Gordon MacMillan,  UK Politics

Support for PR plan grows

At the weekend Alan Johnson took advantage of the current political turmoil in UK politics and pushed the case for electoral reform. It is clearly the right time to have such a debate, which last saw the light of day a decade ago shortly after Labour came to power, coming as it does after a few torrid weeks in parliament where the current system has shown itself to be deeply flawed.

Johnson is basically endorsing the pretty much forgotten plan produced by the late Lord Jenkins of Hillhead in October 1998, which honoured a joint agreement on constitutional reform with the Liberal Democrats.

Johnson’s plans are said to be receiving growing support in Cabinet and could be included in the next Labour manifesto, according to a report in The Times.

The paper says that up to 100 Labour MPs have expressed interest in electoral reform, putting the Health Secretary at the forefront of a popular party campaign.

Johnson has called for a referendum on proportional representation to be held on the day of the next general election. The Guardian says he is putting pressure on the prime minister to offer a “genuine radical alternative”. Good luck with that one. Gordon Brown has shown he has no radicalism and that he is no alternative.

The health secretary denies this is his opening gambit to seize the leadership of the Labour Party from Brown.

“No, and it’s quite unfair to suggest that it is [a bid for the leadership]. It is absolutely nothing to do with that.”

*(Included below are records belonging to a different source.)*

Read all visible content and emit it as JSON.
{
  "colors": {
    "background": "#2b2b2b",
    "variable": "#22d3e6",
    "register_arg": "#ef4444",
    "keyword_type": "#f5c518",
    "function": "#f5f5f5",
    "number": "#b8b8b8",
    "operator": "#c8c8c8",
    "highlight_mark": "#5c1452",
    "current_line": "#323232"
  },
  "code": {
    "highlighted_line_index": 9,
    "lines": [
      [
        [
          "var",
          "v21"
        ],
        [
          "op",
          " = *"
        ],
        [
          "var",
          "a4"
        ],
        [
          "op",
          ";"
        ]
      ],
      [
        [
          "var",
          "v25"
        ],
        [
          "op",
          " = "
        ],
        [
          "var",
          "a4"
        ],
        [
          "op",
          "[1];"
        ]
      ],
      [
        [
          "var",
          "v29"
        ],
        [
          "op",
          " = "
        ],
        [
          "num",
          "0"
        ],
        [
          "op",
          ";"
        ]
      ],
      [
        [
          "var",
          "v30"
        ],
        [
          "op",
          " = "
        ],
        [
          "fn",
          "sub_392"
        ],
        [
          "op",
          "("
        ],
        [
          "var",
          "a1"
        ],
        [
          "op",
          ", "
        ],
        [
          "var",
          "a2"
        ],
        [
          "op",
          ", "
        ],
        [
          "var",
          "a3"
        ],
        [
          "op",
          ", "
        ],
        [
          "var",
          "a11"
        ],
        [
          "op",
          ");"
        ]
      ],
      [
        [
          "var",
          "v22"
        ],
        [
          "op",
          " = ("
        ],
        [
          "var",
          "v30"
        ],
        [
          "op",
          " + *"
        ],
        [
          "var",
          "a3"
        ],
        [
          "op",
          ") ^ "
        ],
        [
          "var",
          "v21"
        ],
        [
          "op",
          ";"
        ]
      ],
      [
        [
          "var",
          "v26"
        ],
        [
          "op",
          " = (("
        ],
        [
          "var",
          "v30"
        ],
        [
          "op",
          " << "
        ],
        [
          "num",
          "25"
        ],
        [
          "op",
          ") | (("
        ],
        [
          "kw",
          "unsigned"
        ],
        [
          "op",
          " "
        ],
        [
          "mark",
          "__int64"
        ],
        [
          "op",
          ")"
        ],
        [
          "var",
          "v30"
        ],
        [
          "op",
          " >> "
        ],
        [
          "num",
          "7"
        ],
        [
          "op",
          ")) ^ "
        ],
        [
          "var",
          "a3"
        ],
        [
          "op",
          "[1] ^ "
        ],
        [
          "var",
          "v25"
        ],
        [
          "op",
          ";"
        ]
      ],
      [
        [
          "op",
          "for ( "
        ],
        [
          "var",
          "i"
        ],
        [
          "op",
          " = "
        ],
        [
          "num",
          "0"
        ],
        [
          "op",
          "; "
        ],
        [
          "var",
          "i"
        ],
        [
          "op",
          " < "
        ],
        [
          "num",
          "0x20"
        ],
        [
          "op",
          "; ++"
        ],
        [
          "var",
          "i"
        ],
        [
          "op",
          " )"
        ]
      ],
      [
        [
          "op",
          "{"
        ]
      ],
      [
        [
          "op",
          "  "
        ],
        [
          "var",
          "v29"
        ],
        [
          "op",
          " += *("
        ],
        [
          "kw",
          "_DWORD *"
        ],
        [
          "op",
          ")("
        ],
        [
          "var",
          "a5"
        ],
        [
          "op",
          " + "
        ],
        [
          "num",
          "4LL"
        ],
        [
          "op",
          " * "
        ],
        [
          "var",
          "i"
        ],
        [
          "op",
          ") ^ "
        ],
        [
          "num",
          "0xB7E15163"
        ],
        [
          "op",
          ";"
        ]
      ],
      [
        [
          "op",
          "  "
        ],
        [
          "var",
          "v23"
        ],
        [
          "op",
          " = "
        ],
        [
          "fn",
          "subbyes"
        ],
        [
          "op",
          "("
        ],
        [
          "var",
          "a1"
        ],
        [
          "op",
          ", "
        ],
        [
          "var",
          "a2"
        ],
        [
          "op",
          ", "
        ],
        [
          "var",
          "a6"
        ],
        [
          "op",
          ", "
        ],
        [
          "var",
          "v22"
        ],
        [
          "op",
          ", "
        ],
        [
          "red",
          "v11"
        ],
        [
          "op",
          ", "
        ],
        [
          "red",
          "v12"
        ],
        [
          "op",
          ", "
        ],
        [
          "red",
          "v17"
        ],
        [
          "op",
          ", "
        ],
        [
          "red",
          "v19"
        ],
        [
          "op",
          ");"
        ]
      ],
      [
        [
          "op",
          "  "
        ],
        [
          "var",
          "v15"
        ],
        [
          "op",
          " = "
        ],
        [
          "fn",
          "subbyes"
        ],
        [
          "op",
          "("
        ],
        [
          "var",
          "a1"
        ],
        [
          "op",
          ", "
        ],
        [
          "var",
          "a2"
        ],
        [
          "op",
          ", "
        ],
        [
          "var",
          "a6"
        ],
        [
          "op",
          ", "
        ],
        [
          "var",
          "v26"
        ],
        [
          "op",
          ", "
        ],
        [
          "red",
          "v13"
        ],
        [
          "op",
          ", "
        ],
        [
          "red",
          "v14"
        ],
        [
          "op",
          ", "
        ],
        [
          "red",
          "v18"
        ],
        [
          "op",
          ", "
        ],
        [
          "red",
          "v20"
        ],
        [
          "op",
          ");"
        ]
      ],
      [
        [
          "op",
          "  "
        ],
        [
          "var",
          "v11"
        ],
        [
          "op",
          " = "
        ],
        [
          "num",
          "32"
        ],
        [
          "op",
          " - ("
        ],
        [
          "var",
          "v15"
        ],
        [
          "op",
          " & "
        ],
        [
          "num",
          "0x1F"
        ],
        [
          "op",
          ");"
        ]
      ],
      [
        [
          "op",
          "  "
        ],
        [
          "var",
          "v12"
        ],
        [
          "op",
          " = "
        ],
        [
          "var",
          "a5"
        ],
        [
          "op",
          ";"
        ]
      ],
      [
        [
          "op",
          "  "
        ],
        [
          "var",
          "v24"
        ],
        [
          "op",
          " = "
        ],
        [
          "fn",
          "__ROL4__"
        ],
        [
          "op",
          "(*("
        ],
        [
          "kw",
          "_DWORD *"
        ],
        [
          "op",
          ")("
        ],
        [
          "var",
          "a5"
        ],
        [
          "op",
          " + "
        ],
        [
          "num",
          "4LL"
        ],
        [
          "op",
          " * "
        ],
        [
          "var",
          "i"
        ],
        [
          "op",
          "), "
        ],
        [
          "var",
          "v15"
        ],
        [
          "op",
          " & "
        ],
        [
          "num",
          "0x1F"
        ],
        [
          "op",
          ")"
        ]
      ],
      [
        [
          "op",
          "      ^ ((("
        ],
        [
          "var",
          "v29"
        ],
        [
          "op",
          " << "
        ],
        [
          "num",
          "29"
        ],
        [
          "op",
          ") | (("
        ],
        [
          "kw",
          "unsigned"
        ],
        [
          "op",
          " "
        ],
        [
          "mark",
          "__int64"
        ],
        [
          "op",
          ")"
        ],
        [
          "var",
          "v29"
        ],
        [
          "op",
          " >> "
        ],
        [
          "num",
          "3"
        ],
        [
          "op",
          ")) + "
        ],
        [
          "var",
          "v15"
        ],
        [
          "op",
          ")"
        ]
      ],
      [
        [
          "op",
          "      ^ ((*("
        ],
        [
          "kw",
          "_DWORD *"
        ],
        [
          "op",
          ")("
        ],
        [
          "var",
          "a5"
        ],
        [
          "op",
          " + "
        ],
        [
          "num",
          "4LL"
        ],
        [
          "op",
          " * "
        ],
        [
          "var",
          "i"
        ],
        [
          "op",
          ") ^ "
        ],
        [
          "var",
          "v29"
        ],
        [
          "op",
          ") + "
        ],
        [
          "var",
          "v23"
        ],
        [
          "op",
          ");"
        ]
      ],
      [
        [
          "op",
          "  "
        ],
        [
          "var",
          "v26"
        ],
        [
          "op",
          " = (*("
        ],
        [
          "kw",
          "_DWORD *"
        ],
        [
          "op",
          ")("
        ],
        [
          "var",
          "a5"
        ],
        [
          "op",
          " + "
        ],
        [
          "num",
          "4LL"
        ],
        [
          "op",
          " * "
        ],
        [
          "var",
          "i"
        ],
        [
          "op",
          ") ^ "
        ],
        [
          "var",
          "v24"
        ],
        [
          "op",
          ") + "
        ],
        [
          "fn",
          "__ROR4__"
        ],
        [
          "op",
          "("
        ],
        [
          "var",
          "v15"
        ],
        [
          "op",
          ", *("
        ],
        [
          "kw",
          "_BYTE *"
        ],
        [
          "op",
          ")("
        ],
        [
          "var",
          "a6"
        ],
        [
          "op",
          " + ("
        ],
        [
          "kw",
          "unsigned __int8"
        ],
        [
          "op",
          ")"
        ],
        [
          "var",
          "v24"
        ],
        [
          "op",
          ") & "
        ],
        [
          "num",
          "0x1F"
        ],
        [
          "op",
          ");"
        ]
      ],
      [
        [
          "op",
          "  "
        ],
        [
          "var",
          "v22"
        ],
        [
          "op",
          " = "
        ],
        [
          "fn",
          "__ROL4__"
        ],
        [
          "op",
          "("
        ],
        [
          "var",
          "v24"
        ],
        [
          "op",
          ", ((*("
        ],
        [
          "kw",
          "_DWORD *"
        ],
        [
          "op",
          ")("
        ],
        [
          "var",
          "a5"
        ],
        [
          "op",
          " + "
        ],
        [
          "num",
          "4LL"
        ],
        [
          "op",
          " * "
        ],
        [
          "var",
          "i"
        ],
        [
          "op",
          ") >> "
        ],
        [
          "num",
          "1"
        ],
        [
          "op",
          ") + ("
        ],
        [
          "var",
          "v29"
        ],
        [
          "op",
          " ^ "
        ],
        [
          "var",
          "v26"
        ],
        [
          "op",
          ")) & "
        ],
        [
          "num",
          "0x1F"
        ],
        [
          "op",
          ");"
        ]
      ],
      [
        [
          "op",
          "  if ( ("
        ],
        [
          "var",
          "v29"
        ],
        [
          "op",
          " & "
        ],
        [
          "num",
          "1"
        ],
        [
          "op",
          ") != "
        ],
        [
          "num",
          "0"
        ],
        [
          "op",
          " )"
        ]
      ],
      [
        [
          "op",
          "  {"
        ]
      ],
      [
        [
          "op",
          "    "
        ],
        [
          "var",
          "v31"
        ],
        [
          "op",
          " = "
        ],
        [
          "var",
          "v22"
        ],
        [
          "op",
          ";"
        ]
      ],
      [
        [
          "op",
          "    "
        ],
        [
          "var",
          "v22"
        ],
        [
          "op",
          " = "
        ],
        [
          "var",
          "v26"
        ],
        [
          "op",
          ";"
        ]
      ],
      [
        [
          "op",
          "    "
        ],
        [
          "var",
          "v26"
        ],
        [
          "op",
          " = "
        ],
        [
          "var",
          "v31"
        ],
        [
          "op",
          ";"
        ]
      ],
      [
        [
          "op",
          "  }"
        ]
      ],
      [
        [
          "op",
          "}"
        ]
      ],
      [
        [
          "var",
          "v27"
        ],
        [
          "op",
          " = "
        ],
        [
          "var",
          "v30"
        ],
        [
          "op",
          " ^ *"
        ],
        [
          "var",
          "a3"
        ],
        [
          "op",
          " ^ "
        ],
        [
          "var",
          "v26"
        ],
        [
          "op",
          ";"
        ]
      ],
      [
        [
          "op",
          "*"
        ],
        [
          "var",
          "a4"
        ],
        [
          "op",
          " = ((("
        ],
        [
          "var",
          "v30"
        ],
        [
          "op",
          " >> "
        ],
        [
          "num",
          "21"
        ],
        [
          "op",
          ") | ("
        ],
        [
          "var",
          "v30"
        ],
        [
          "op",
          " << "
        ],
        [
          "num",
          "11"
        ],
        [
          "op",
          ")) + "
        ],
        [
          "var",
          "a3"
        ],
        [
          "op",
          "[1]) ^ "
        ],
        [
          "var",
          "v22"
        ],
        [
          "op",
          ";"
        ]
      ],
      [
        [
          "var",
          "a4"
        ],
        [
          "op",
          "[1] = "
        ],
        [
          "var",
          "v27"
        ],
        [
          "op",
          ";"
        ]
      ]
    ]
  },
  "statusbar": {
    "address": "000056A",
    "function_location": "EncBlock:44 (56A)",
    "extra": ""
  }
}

Yesterday Johnson wrote that the public should be asked whether they wanted a more proportional voting system for elections to Westminster. He said that voters should be asked whether they would support an “alternative vote plus” system for choosing MPs, rather than the current first-past-the-post system.

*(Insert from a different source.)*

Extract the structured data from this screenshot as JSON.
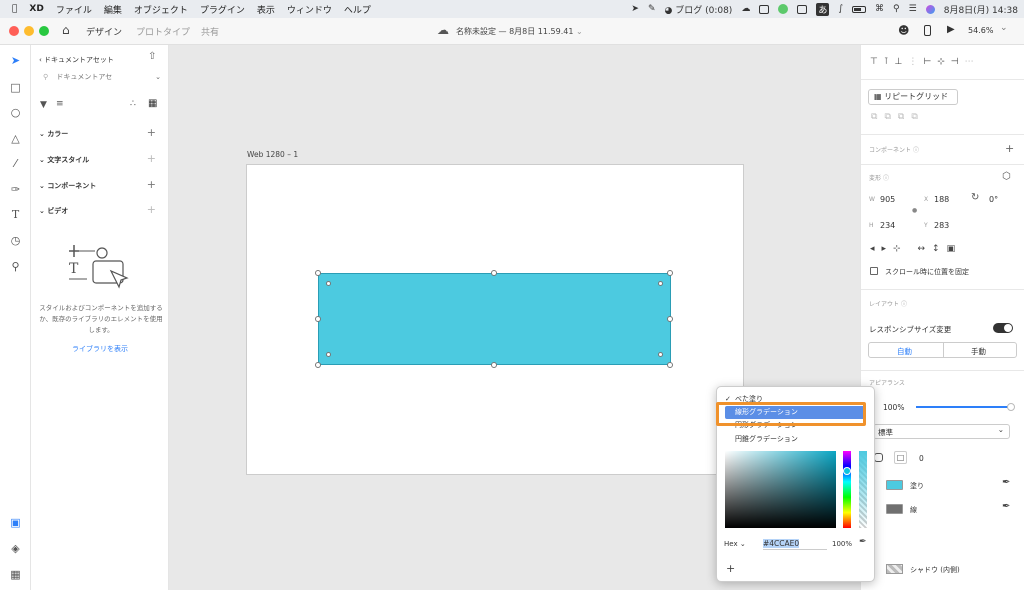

He also denied to the paper that his support for PR was based on projections that Labour can only win if they secure a coalition deal with the Lib Dems. I wish I were that sophisticated,” he said. “I am simply a supporter of getting rid of a system that doesn’t empower the voter.”